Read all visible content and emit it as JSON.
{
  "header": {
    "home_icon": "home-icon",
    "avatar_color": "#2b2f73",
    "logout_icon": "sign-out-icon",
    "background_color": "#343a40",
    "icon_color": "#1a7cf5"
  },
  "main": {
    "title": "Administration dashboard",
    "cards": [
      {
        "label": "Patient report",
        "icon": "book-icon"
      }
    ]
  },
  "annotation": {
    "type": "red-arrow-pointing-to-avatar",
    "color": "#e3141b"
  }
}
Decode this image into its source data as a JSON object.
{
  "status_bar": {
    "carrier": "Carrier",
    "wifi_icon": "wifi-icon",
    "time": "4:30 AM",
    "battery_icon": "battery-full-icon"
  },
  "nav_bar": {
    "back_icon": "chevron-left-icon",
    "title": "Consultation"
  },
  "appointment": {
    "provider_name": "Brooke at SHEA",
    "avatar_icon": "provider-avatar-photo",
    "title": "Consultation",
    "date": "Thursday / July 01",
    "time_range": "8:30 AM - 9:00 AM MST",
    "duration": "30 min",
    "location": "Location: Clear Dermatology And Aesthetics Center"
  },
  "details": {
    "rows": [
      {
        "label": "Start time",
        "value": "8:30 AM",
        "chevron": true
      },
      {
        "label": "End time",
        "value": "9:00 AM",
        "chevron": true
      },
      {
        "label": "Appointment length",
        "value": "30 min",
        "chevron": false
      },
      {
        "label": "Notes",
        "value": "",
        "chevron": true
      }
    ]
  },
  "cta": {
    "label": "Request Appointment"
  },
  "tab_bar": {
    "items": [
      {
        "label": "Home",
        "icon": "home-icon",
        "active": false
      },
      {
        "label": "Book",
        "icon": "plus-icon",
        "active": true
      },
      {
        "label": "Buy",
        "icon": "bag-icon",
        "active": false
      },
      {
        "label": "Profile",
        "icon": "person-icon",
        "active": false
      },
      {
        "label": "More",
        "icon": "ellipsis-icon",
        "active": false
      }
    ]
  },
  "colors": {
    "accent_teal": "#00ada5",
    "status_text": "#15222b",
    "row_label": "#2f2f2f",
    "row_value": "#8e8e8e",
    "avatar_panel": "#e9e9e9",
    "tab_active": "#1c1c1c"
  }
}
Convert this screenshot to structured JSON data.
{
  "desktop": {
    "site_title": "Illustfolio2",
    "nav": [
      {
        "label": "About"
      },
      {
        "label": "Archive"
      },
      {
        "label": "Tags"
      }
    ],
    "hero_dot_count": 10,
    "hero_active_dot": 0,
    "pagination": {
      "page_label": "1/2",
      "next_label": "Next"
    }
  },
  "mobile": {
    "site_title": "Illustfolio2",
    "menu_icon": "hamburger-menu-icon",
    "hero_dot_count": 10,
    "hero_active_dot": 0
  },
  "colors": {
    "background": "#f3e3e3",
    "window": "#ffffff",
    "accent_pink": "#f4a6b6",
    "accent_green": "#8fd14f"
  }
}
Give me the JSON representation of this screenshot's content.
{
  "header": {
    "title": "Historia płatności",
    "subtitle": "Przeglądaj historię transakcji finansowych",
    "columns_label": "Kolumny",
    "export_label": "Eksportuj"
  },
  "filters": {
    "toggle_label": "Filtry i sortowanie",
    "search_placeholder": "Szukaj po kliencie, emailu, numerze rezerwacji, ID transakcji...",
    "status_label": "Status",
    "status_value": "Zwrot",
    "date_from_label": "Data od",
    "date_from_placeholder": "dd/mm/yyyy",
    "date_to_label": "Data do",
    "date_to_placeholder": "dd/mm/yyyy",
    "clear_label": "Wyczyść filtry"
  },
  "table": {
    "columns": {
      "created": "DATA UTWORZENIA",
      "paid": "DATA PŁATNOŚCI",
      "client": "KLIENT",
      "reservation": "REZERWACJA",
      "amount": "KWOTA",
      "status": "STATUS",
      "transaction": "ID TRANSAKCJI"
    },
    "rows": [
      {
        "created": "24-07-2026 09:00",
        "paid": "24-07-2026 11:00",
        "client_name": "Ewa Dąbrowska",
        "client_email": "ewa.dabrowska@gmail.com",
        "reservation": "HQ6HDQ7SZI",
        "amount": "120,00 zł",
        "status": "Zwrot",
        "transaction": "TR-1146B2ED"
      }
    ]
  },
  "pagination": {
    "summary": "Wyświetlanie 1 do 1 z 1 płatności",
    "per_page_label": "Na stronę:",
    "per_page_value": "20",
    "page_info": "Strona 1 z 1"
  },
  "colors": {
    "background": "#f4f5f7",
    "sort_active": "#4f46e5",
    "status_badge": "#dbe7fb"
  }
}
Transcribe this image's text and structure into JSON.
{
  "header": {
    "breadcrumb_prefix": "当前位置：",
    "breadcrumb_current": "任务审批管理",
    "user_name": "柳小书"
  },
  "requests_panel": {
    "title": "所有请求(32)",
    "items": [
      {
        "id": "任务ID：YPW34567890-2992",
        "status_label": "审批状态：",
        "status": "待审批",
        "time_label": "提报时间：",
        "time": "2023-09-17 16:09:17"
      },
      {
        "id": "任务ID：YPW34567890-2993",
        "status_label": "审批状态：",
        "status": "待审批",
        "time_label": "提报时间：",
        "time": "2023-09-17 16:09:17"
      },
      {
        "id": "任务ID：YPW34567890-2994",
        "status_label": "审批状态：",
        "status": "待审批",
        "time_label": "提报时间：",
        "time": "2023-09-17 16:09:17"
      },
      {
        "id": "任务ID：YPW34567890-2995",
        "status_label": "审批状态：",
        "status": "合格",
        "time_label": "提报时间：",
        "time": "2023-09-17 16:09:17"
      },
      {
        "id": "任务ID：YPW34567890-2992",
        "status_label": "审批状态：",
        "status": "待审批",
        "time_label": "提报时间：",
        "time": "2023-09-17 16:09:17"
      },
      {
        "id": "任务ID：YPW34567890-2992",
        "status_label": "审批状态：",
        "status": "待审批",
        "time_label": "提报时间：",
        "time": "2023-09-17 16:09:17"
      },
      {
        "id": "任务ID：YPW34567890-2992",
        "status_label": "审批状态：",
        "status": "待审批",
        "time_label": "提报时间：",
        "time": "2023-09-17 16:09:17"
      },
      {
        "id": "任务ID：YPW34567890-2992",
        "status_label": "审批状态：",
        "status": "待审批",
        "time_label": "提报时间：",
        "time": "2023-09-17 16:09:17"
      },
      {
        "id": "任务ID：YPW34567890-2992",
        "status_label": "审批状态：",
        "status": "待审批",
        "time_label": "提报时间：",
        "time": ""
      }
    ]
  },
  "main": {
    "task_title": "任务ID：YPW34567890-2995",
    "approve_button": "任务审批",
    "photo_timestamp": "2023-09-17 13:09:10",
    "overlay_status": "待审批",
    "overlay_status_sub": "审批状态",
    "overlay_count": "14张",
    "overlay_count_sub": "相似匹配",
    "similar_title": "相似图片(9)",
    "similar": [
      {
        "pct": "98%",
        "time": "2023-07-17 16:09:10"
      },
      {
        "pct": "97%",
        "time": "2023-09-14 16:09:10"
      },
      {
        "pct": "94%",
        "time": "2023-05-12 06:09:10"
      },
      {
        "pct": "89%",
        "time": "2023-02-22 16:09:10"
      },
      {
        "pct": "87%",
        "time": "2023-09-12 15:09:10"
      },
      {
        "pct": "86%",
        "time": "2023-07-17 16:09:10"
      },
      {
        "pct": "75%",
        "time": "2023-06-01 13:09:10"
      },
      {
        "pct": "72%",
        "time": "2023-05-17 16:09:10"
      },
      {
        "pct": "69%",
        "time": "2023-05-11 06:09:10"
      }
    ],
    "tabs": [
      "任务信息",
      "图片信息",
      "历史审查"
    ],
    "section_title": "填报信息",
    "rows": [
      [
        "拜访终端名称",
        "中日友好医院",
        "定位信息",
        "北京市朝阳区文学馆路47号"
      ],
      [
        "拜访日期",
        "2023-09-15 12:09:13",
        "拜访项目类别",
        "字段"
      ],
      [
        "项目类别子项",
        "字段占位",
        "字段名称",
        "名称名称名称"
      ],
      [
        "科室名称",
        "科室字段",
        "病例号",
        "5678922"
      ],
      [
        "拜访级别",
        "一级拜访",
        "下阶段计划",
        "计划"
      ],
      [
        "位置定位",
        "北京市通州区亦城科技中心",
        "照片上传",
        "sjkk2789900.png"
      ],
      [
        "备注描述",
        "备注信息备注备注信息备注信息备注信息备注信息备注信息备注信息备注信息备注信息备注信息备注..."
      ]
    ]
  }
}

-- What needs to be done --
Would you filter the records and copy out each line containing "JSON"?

-- Answer to this problem --
Read all visible content and emit it as JSON.
Decode this image into its source data as a JSON object.
Convert this screenshot to structured JSON data.
Give me the JSON representation of this screenshot's content.
Transcribe this image's text and structure into JSON.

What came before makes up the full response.